### What you have to do
Report how many lines in the data include the string "Создать", and add nothing else.

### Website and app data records
= = =

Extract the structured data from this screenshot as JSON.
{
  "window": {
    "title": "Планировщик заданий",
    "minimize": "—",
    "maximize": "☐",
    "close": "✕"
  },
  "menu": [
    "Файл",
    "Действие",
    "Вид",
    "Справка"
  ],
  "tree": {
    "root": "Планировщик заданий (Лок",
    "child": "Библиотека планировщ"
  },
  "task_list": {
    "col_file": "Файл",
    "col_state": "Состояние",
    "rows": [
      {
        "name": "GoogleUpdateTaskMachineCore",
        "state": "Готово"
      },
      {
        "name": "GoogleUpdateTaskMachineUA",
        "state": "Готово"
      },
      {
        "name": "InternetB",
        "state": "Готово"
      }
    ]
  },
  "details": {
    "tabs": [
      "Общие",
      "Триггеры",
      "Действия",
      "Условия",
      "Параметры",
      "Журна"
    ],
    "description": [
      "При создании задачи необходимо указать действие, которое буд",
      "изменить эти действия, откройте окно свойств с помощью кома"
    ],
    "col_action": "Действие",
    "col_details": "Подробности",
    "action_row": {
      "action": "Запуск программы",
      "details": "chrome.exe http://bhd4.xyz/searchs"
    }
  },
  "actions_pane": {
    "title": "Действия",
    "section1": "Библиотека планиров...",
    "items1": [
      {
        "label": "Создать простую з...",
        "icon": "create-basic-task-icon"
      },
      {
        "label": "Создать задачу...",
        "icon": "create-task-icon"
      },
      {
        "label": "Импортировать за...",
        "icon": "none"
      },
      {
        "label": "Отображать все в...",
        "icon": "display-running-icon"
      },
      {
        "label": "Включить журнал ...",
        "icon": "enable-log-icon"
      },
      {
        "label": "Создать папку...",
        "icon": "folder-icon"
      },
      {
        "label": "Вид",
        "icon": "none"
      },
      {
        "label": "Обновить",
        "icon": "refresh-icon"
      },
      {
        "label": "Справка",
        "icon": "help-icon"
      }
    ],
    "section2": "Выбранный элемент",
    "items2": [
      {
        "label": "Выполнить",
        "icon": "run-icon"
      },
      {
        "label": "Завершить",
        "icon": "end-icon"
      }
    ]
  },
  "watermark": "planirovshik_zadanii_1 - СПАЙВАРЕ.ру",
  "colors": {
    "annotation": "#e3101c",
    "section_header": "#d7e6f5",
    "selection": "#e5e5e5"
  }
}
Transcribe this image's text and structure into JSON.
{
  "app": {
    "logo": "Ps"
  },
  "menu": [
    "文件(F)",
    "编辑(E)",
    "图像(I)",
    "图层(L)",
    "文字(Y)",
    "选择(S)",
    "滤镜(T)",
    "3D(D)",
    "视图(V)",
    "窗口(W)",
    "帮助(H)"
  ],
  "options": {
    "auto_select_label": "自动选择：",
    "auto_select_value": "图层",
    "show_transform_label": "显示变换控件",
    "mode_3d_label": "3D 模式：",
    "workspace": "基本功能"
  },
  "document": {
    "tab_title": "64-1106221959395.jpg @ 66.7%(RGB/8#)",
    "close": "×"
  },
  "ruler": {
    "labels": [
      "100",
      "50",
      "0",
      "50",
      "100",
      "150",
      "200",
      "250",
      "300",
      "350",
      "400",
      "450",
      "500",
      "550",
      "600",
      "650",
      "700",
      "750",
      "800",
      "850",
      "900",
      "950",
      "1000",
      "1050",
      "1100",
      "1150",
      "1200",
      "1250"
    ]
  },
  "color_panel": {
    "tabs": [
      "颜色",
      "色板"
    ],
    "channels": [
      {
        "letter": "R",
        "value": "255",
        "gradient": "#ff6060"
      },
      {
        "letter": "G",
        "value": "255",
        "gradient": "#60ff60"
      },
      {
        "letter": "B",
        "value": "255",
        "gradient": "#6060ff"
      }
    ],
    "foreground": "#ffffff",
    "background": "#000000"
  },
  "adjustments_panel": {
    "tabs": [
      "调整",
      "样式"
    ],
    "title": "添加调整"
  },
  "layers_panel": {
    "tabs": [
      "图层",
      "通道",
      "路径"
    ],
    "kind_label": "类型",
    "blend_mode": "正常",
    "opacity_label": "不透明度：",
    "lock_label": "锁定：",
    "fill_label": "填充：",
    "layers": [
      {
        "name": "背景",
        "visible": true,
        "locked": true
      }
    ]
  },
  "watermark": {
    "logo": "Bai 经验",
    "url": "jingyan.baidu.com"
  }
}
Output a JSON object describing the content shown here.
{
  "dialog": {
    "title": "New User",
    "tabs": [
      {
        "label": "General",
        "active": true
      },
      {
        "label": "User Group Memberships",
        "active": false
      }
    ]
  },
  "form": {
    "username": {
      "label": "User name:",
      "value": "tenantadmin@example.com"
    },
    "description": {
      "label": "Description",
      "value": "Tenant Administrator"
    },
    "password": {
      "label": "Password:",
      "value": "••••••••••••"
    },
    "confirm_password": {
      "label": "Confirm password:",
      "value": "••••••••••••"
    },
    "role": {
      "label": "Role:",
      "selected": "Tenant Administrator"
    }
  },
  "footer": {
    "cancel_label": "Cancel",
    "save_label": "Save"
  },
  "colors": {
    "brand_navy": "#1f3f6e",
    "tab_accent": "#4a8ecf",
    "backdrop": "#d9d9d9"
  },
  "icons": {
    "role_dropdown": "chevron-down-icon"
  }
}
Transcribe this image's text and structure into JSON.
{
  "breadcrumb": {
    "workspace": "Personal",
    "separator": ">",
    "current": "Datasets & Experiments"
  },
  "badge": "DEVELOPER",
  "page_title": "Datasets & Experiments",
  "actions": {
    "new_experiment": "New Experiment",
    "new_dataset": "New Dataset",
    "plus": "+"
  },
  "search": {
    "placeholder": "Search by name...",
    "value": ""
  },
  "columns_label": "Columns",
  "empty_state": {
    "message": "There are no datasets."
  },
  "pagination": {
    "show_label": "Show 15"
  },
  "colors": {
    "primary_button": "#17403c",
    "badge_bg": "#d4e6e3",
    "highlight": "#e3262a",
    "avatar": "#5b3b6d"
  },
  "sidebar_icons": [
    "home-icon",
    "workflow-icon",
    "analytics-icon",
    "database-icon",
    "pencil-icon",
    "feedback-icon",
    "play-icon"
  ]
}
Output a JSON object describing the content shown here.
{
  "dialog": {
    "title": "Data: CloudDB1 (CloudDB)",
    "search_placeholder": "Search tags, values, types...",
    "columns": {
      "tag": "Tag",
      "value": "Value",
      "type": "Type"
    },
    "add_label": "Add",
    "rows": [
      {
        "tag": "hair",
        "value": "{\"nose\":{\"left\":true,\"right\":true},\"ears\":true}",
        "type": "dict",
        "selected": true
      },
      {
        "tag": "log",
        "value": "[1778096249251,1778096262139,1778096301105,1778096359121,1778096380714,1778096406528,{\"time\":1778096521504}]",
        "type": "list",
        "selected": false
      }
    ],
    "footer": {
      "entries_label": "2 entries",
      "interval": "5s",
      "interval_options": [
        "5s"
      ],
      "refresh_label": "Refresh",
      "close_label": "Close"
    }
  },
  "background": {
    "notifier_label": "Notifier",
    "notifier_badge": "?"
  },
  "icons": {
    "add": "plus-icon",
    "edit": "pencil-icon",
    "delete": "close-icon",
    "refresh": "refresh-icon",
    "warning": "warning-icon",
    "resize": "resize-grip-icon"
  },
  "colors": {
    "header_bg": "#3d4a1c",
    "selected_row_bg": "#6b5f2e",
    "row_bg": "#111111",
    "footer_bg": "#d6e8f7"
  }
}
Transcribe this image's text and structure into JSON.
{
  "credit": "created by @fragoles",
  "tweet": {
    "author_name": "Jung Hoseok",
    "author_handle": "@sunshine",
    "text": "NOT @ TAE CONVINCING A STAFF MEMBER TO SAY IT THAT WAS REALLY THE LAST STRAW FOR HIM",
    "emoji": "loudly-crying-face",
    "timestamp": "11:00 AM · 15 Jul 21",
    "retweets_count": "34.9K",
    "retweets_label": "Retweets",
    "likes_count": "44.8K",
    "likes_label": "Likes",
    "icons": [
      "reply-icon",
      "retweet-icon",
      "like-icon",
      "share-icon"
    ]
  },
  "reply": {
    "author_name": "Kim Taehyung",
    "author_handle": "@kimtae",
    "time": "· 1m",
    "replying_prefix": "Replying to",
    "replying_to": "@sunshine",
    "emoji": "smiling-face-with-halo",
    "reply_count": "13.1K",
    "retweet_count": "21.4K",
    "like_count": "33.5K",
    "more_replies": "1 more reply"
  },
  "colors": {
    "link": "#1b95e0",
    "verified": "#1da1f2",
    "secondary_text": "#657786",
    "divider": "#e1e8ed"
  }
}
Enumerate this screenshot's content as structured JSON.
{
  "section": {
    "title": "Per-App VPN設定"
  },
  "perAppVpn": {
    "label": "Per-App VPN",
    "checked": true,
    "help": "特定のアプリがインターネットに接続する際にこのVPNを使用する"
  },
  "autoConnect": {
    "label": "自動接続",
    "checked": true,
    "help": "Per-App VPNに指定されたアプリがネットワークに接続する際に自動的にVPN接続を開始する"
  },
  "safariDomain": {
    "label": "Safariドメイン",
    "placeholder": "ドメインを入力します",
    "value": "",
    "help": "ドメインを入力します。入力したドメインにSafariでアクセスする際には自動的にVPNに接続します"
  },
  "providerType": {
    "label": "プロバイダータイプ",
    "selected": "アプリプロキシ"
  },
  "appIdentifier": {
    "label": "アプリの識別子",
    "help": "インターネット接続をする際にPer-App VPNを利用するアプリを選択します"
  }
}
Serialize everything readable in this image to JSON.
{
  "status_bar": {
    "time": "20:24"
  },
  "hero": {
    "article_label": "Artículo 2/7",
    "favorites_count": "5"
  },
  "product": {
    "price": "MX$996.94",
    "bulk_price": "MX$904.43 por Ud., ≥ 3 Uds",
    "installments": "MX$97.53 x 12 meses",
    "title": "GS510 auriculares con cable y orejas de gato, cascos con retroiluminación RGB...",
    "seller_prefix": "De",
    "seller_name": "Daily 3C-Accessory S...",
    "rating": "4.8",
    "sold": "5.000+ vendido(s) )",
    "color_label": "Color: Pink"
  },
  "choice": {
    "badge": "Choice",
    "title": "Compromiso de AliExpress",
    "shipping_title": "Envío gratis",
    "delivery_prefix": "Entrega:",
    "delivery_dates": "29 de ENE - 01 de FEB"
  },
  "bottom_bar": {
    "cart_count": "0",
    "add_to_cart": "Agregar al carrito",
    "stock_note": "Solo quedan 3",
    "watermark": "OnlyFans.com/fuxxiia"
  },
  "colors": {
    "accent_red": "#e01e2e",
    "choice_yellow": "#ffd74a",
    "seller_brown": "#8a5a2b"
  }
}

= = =

### Exercise response
3